Jeng’s essential goal as an artist is to make communities richer and more meaningful through the arts. She strives to make music accessible to audiences of all backgrounds by expanding and rethinking the traditional recital format to include interdisciplinary and interactive elements, all with the aim of encouraging audiences to engage with the artistic experience. Recent projects include, “Music by the Barrel,” which was a concert series at the Ann Arbor Distilling Company in Ann Arbor, “Beyond the Keys: Unlocking Piano Works” which was an interactive concert on the roof of a parking deck performed by her piano pedagogy students, and “Brews-keys” which featured UNCG piano faculty and students at Oden Brewing Company in Greensboro, North Carolina. She also led music workshops that focused on group singing and music as a form of expression through the Prison Creative Arts Project at University of Michigan.
O Blissful Loss of Self: Explorations of Ecstasy in the Music and Poetry of Women: Carole Ott Coelho, Tadeu Coelho, and Dylan Reddish
UNCG School of Music, Tew Recital Hall
Sunday, March 21, 3:30 p.m.
Ecstatic poetry, characterized by experiences of selflessness, suspension of time, and physical or spiritual rapture, has a long and deep tradition throughout many cultures in the world. Women’s voices of ecstasy have historically been silenced, dismissed, or forgotten. This project will explore, celebrate, and reclaim women’s poetic voices and experiences of ecstasy throughout history through a musical commission, a call for compositions by female composers, and free improvisation by flute and soprano duo, Anima Vox (Carole Ott Coelho and Tadeu Coelho) in collaboration with dancer/choreographer Dylan Reddish. As part of the She Can We Can celebration at UNCG, Anima Vox will premier Poemas eróticos by Mexican composer Adriana Romero, perform award winning compositions written specifically for this project, and create an improvised work based on the poetry of women’s rights activist Muna Lee.For more information, please visit www.animavoxduo.com.
Yun Emily Wang
Irna Priore Music and Culture Lecture Series
March 26, 4 p.m.
Streaming event; find tickets and information here: https://vpa.uncg.edu/single-event/yun-emily-wang-irna-priore-music-and-culture-lecture-series/
Dr. Yun Emily Wang holds the Ph.D. in Ethnomusicology from the University of Toronto, having previously earned the M.M. degree in Viola Performance (UNC Greensboro) and the M.A. in Humanities and Social Thought (New York University). The recipient of numerous grants and prizes, including the Charles Seeger Prize, Martin Hatch Prize, Wong Tolbert Prize, and Clara Henderson Prize from the Society for Ethnomusicology, she served on the SEM council as well as the Society’s Diversity Action Committee, and co-chaired the Sound Studies Special Interest Group.

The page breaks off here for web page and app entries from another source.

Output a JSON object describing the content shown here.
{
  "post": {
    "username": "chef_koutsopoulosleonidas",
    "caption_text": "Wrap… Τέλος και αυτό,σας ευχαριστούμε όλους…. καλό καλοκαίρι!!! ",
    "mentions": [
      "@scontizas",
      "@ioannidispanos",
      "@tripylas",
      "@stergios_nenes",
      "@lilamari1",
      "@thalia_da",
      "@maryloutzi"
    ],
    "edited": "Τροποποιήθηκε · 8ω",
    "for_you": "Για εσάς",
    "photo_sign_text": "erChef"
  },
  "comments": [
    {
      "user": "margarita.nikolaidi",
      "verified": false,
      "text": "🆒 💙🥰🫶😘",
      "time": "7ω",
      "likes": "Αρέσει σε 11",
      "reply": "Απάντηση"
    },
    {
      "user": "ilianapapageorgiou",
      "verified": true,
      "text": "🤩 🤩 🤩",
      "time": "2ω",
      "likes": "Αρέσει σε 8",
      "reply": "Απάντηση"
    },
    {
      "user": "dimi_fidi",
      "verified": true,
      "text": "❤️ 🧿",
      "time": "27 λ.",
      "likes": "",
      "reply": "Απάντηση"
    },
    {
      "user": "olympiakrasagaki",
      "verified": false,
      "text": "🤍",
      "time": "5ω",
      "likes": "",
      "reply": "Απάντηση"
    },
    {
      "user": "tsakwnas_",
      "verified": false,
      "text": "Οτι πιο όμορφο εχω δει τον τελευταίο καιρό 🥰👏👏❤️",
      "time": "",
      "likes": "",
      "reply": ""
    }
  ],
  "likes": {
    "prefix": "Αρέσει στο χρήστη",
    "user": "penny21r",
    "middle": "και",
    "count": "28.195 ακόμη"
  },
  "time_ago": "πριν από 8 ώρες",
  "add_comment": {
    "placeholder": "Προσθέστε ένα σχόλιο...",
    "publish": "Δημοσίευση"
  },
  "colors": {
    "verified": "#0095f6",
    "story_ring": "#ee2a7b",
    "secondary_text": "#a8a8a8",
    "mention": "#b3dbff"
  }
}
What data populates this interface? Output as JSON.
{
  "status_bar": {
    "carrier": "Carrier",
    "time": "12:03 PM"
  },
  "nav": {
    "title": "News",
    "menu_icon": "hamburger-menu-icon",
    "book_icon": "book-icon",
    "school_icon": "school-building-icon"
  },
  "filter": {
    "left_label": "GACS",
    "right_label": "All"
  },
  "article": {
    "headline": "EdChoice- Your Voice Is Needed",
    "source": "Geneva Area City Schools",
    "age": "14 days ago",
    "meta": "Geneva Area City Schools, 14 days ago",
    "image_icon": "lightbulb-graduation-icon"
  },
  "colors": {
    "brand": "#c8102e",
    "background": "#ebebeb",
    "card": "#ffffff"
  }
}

She is currently completing a book manuscript, “Sounding ‘Homes’ and Making Do in Sinophone Toronto,” which draws on long-term ethnographic fieldwork to argue for the critical role of everyday sounding and listening in how people come to know themselves as diasporic subjects within state multiculturalism.
Her research interests include the experiences and politics of transnational migration with an emphasis on sound studies; gender and sexuality; Asian America; and exploration of the micro-social intersections between history, biography, and interpersonal relationships.